A Matter of Skin – Raising Skin Care Awareness

November 2016 / Old Flinderians / 22/11/2016

He is passionate about skin cancer prevention. Alexander Tedman is setting an example of dedication and commitment to the wellbeing of our community.

When did you graduate from Flinders and what are you doing now?

I graduated from Flinders in 2009, having completed 13 years from Prep to Year 12. I’m currently completing my intern year as a doctor at Ipswich Hospital.

Tell us about your interest in skin conditions and skin cancer:

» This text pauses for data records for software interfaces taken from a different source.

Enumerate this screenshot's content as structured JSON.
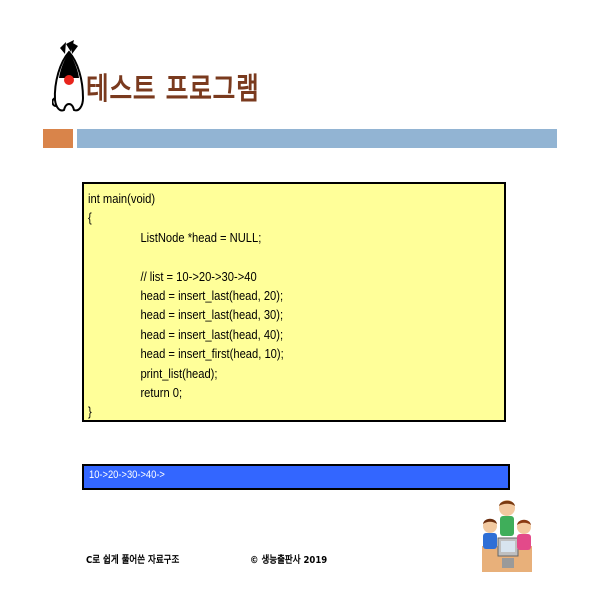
{
  "header": {
    "title": "테스트 프로그램",
    "logo_icon": "duke-mascot-icon",
    "accent_colors": {
      "title": "#7a3a1e",
      "orange_bar": "#d9844a",
      "blue_bar": "#92b4d3"
    }
  },
  "code": {
    "background": "#ffff99",
    "lines": [
      "int main(void)",
      "{",
      "ListNode *head = NULL;",
      "",
      "// list = 10->20->30->40",
      "head = insert_last(head, 20);",
      "head = insert_last(head, 30);",
      "head = insert_last(head, 40);",
      "head = insert_first(head, 10);",
      "print_list(head);",
      "return 0;",
      "}"
    ]
  },
  "output": {
    "background": "#3366ff",
    "text": "10->20->30->40->"
  },
  "footer": {
    "book": "C로 쉽게 풀어쓴 자료구조",
    "copyright": "© 생능출판사 2019",
    "illustration_icon": "kids-at-computer-icon"
  }
}
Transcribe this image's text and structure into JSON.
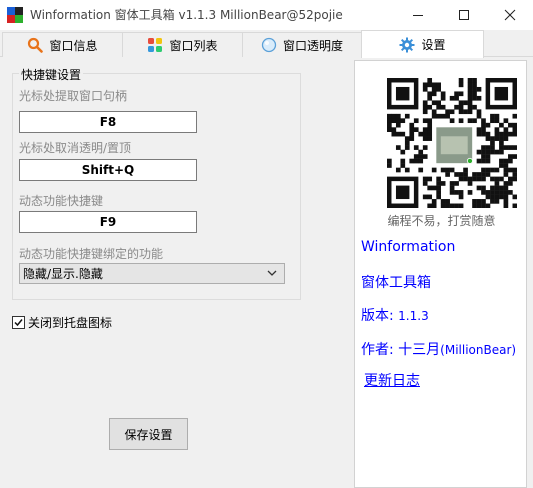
{
  "window": {
    "title": "Winformation 窗体工具箱 v1.1.3  MillionBear@52pojie"
  },
  "tabs": [
    {
      "label": "窗口信息",
      "icon": "magnifier-icon"
    },
    {
      "label": "窗口列表",
      "icon": "colored-blocks-icon"
    },
    {
      "label": "窗口透明度",
      "icon": "transparency-circle-icon"
    },
    {
      "label": "设置",
      "icon": "gear-icon",
      "active": true
    }
  ],
  "hotkeys": {
    "group_title": "快捷键设置",
    "extract_handle_label": "光标处提取窗口句柄",
    "extract_handle_value": "F8",
    "cancel_transparent_label": "光标处取消透明/置顶",
    "cancel_transparent_value": "Shift+Q",
    "dynamic_hotkey_label": "动态功能快捷键",
    "dynamic_hotkey_value": "F9",
    "dynamic_function_label": "动态功能快捷键绑定的功能",
    "dynamic_function_selected": "隐藏/显示.隐藏"
  },
  "tray": {
    "label": "关闭到托盘图标",
    "checked": true
  },
  "save_label": "保存设置",
  "about": {
    "qr_caption": "编程不易，打赏随意",
    "app_name": "Winformation",
    "app_subtitle": "窗体工具箱",
    "version_label": "版本:",
    "version_value": "1.1.3",
    "author_label": "作者: 十三月",
    "author_value": "(MillionBear)",
    "changelog_link": "更新日志"
  },
  "colors": {
    "link_blue": "#0000ff",
    "tab_active_bg": "#ffffff",
    "window_bg": "#f0f0f0"
  }
}
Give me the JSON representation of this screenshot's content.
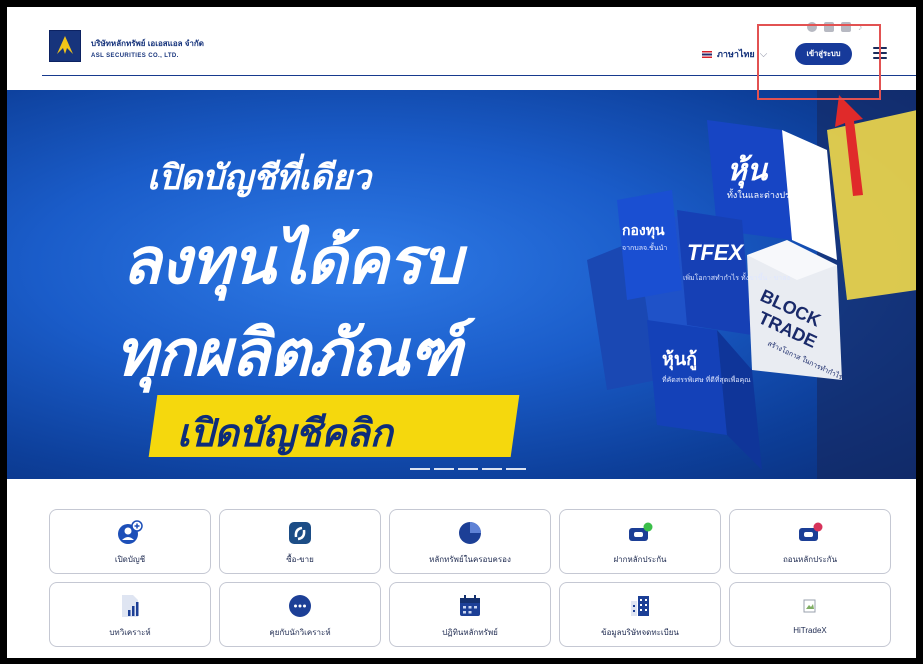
{
  "header": {
    "company_th": "บริษัทหลักทรัพย์ เอเอสแอล จำกัด",
    "company_en": "ASL SECURITIES CO., LTD.",
    "language": "ภาษาไทย",
    "login": "เข้าสู่ระบบ",
    "socials": [
      "facebook-icon",
      "line-icon",
      "youtube-icon",
      "tiktok-icon"
    ]
  },
  "banner": {
    "line1": "เปิดบัญชีที่เดียว",
    "line2": "ลงทุนได้ครบ",
    "line3": "ทุกผลิตภัณฑ์",
    "cta": "เปิดบัญชีคลิก",
    "cubes": {
      "stock_title": "หุ้น",
      "stock_sub": "ทั้งในและต่างประเทศ",
      "fund_title": "กองทุน",
      "fund_sub": "จากบลจ.ชั้นนำ",
      "tfex_title": "TFEX",
      "tfex_sub": "เพิ่มโอกาสทำกำไร ทั้งขาขึ้น - ขาลง",
      "block_title1": "BLOCK",
      "block_title2": "TRADE",
      "block_sub": "สร้างโอกาส ในการทำกำไร",
      "bond_title": "หุ้นกู้",
      "bond_sub": "ที่คัดสรรพิเศษ ที่ดีที่สุดเพื่อคุณ"
    }
  },
  "colors": {
    "brand": "#17347c",
    "accent_yellow": "#f5d80d",
    "banner_blue": "#1a5cc9",
    "highlight": "#e25252"
  },
  "tiles": [
    {
      "label": "เปิดบัญชี",
      "icon": "add-user-icon"
    },
    {
      "label": "ซื้อ-ขาย",
      "icon": "trade-icon"
    },
    {
      "label": "หลักทรัพย์ในครอบครอง",
      "icon": "pie-chart-icon"
    },
    {
      "label": "ฝากหลักประกัน",
      "icon": "deposit-icon"
    },
    {
      "label": "ถอนหลักประกัน",
      "icon": "withdraw-icon"
    },
    {
      "label": "บทวิเคราะห์",
      "icon": "analysis-icon"
    },
    {
      "label": "คุยกับนักวิเคราะห์",
      "icon": "chat-icon"
    },
    {
      "label": "ปฏิทินหลักทรัพย์",
      "icon": "calendar-icon"
    },
    {
      "label": "ข้อมูลบริษัทจดทะเบียน",
      "icon": "company-info-icon"
    },
    {
      "label": "HiTradeX",
      "icon": "broken-image-icon"
    }
  ]
}
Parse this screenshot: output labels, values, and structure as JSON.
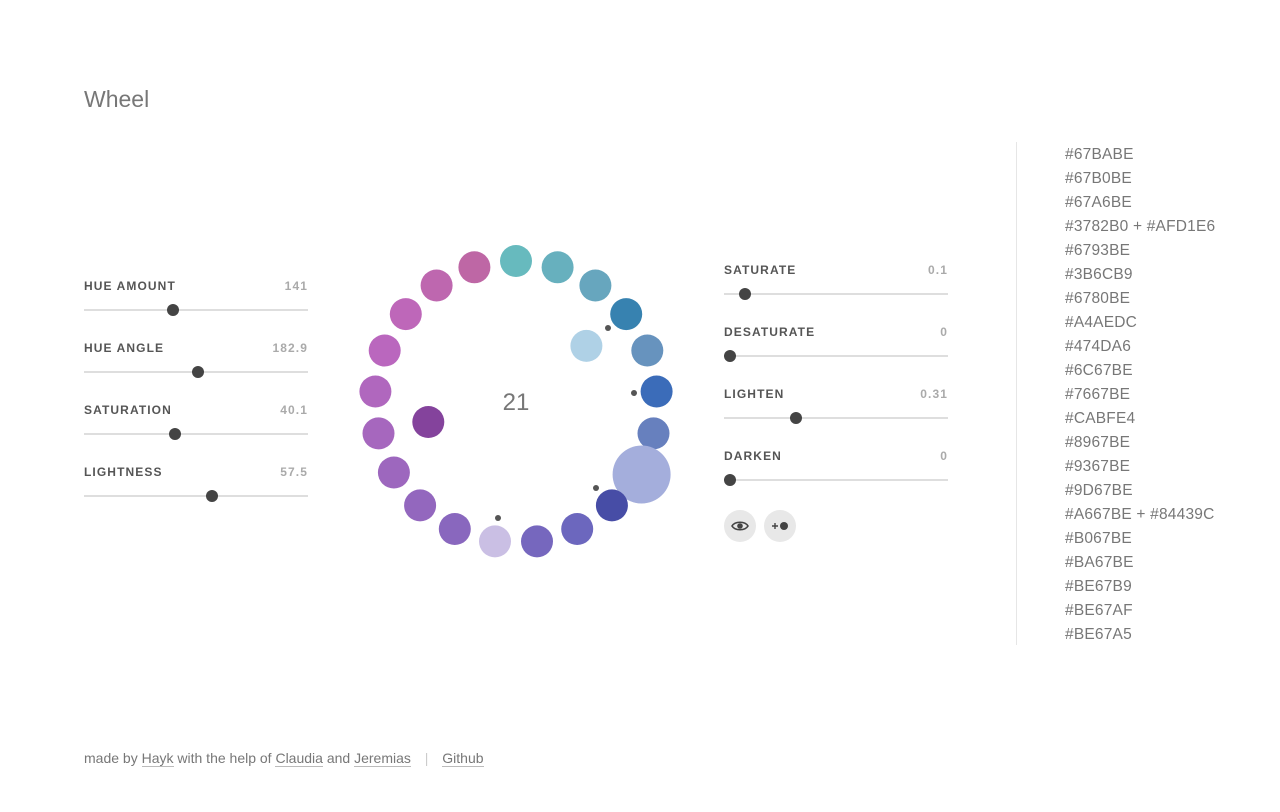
{
  "page": {
    "title": "Wheel"
  },
  "left_sliders": [
    {
      "label": "HUE AMOUNT",
      "value": "141",
      "fraction": 0.397
    },
    {
      "label": "HUE ANGLE",
      "value": "182.9",
      "fraction": 0.509
    },
    {
      "label": "SATURATION",
      "value": "40.1",
      "fraction": 0.406
    },
    {
      "label": "LIGHTNESS",
      "value": "57.5",
      "fraction": 0.571
    }
  ],
  "right_sliders": [
    {
      "label": "SATURATE",
      "value": "0.1",
      "fraction": 0.094
    },
    {
      "label": "DESATURATE",
      "value": "0",
      "fraction": 0.027
    },
    {
      "label": "LIGHTEN",
      "value": "0.31",
      "fraction": 0.321
    },
    {
      "label": "DARKEN",
      "value": "0",
      "fraction": 0.027
    }
  ],
  "wheel": {
    "count": "21",
    "colors": [
      "#67BABE",
      "#67B0BE",
      "#67A6BE",
      "#3782B0",
      "#6793BE",
      "#3B6CB9",
      "#6780BE",
      "#A4AEDC",
      "#474DA6",
      "#6C67BE",
      "#7667BE",
      "#CABFE4",
      "#8967BE",
      "#9367BE",
      "#9D67BE",
      "#A667BE",
      "#B067BE",
      "#BA67BE",
      "#BE67B9",
      "#BE67AF",
      "#BE67A5"
    ],
    "inner": [
      {
        "index": 3,
        "color": "#AFD1E6"
      },
      {
        "index": 15,
        "color": "#84439C"
      }
    ]
  },
  "hex_list": [
    "#67BABE",
    "#67B0BE",
    "#67A6BE",
    "#3782B0 + #AFD1E6",
    "#6793BE",
    "#3B6CB9",
    "#6780BE",
    "#A4AEDC",
    "#474DA6",
    "#6C67BE",
    "#7667BE",
    "#CABFE4",
    "#8967BE",
    "#9367BE",
    "#9D67BE",
    "#A667BE + #84439C",
    "#B067BE",
    "#BA67BE",
    "#BE67B9",
    "#BE67AF",
    "#BE67A5"
  ],
  "footer": {
    "made_by": "made by",
    "hayk": "Hayk",
    "with_help": "with the help of",
    "claudia": "Claudia",
    "and": "and",
    "jeremias": "Jeremias",
    "separator": "|",
    "github": "Github"
  },
  "buttons": {
    "eye_icon": "eye-icon",
    "add_icon": "add-color-icon"
  }
}
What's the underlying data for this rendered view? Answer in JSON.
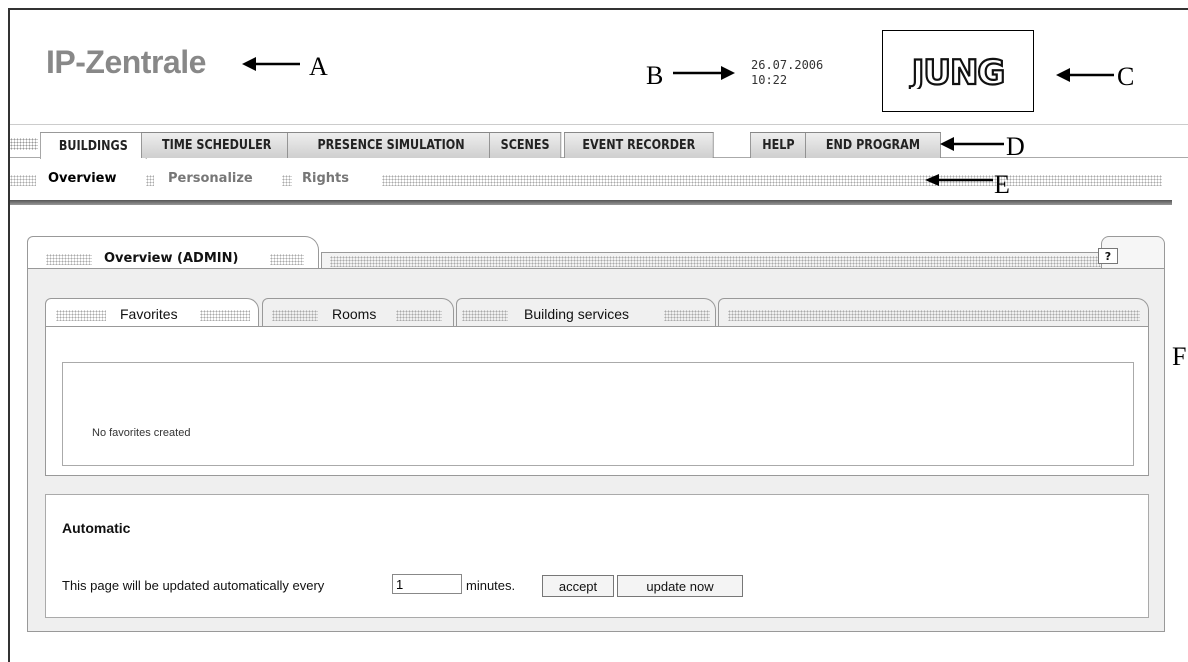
{
  "header": {
    "app_title": "IP-Zentrale",
    "date": "26.07.2006",
    "time": "10:22",
    "logo_text": "JUNG"
  },
  "annotations": {
    "a": "A",
    "b": "B",
    "c": "C",
    "d": "D",
    "e": "E",
    "f": "F"
  },
  "main_menu": {
    "tabs": [
      "BUILDINGS",
      "TIME SCHEDULER",
      "PRESENCE SIMULATION",
      "SCENES",
      "EVENT RECORDER"
    ],
    "right_tabs": [
      "HELP",
      "END PROGRAM"
    ],
    "active": "BUILDINGS"
  },
  "sub_menu": {
    "items": [
      "Overview",
      "Personalize",
      "Rights"
    ],
    "active": "Overview"
  },
  "panel": {
    "title": "Overview  (ADMIN)",
    "help_label": "?",
    "inner_tabs": [
      "Favorites",
      "Rooms",
      "Building services"
    ],
    "active_inner_tab": "Favorites",
    "empty_message": "No favorites created"
  },
  "automatic": {
    "title": "Automatic",
    "text_before": "This page will be updated automatically every",
    "minutes_value": "1",
    "text_after": "minutes.",
    "accept_label": "accept",
    "update_label": "update now"
  },
  "icons": [
    "arrow-left-icon",
    "arrow-right-icon",
    "grip-dots-icon",
    "jung-logo"
  ]
}
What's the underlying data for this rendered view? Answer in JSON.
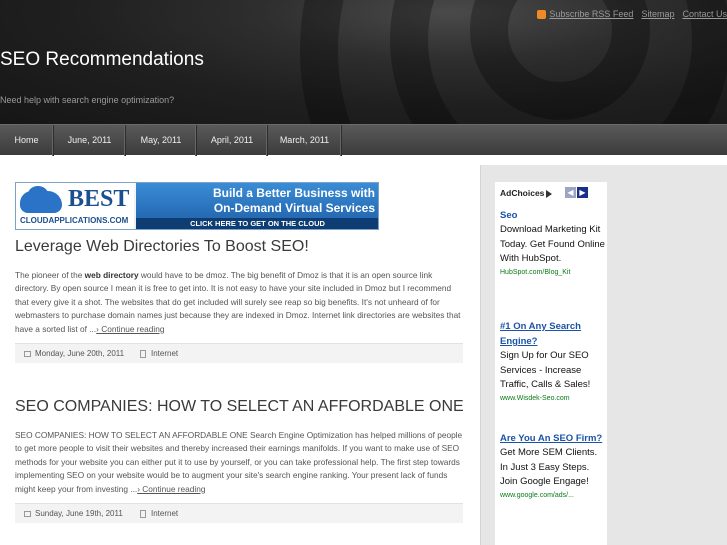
{
  "header": {
    "links": [
      "Subscribe RSS Feed",
      "Sitemap",
      "Contact Us"
    ],
    "site_title": "SEO Recommendations",
    "tagline": "Need help with search engine optimization?"
  },
  "nav": {
    "items": [
      "Home",
      "June, 2011",
      "May, 2011",
      "April, 2011",
      "March, 2011"
    ]
  },
  "banner": {
    "brand": "BEST",
    "site": "CLOUDAPPLICATIONS.COM",
    "headline_1": "Build a Better Business with",
    "headline_2": "On-Demand Virtual Services",
    "cta": "CLICK HERE TO GET ON THE CLOUD"
  },
  "posts": [
    {
      "title": "Leverage Web Directories To Boost SEO!",
      "body_prefix": "The pioneer of the ",
      "body_bold": "web directory",
      "body_rest": " would have to be dmoz. The big benefit of Dmoz is that it is an open source link directory. By open source I mean it is free to get into. It is not easy to have your site included in Dmoz but I recommend that every give it a shot. The websites that do get included will surely see reap so big benefits. It's not unheard of for webmasters to purchase domain names just because they are indexed in Dmoz. Internet link directories are websites that have a sorted list of ...",
      "continue": "› Continue reading",
      "date": "Monday, June 20th, 2011",
      "category": "Internet"
    },
    {
      "title": "SEO COMPANIES: HOW TO SELECT AN AFFORDABLE ONE",
      "body": "SEO COMPANIES: HOW TO SELECT AN AFFORDABLE ONE Search Engine Optimization has helped millions of people to get more people to visit their websites and thereby increased their earnings manifolds. If you want to make use of SEO methods for your website you can either put it to use by yourself, or you can take professional help. The first step towards implementing SEO on your website would be to augment your site's search engine ranking. Your present lack of funds might keep your from investing ...",
      "continue": "› Continue reading",
      "date": "Sunday, June 19th, 2011",
      "category": "Internet"
    }
  ],
  "ads": {
    "adchoices": "AdChoices",
    "items": [
      {
        "title": "Seo",
        "desc": "Download Marketing Kit Today. Get Found Online With HubSpot.",
        "url": "HubSpot.com/Blog_Kit"
      },
      {
        "title": "#1 On Any Search Engine?",
        "desc": "Sign Up for Our SEO Services - Increase Traffic, Calls & Sales!",
        "url": "www.Wisdek-Seo.com"
      },
      {
        "title": "Are You An SEO Firm?",
        "desc": "Get More SEM Clients. In Just 3 Easy Steps. Join Google Engage!",
        "url": "www.google.com/ads/..."
      }
    ]
  },
  "colors": {
    "header_bg": "#1f1f1f",
    "nav_bg": "#4a4a4a",
    "ad_link": "#1a53a8",
    "ad_url": "#0a7a1a",
    "rss": "#f08a24"
  }
}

One of the greatest risk factors for developing skin cancer, and especially melanoma, is excessive exposure to sun in early life – something common to many kids on the Sunshine Coast. Additionally, there is the common misconception that skin cancer is an ‘adult’ problem that only develops later in life (in fact, skin cancer is the most prevalent cancer in young adults 15-29 years of age).

I grew up on the Sunshine Coast, and spent the majority of my free time in the sun – either at the beach or training in the Flinders pool as a swimmer. Like all kids growing up on the Coast, I was acutely aware of the sun-safety message, and tried to adhere to this as much as possible. Of course, I still had my fair share of sunburns.

Tell us about your skin cancer awareness project?

My aim is to increase awareness of skin cancer and melanoma as a relevant disease in young people by sharing my own experience, and also those of people close to me who have suffered melanoma at a young age. I also want to provide a simple framework to help young people ‘know their spots’ and when to seek further assessment.

Where do you hope to be in five or 10 years’ time?

I hope to be continuing work as a doctor in Queensland, although would love to spend some time working abroad or interstate.

How would you describe your time at Flinders and what were the highlights?

I have fond memories of my time at Flinders. The landscape of the school changed dramatically between my first day in 1996 and my last in 2009! I am very grateful for the role models I had at Flinders – my teachers, my swim coach, the senior staff and my peers. The opportunity to be a role model myself as School Captain in 2009 was also a highlight.

When you are not busy studying or working, what do you like to do and why?

I have a great passion for food (not fancy food, mostly hot chips). I have spent a large part of my free time as an adult trying different types of chips around Brisbane.

If you could meet and chat with anyone in the world, who would you pick and why?

I would love to meet Ian Thorpe. He remains a great role model not just for swimmers in how to approach their sport, but also in how to maintain humility while chasing big dreams. His life journey is inspiring.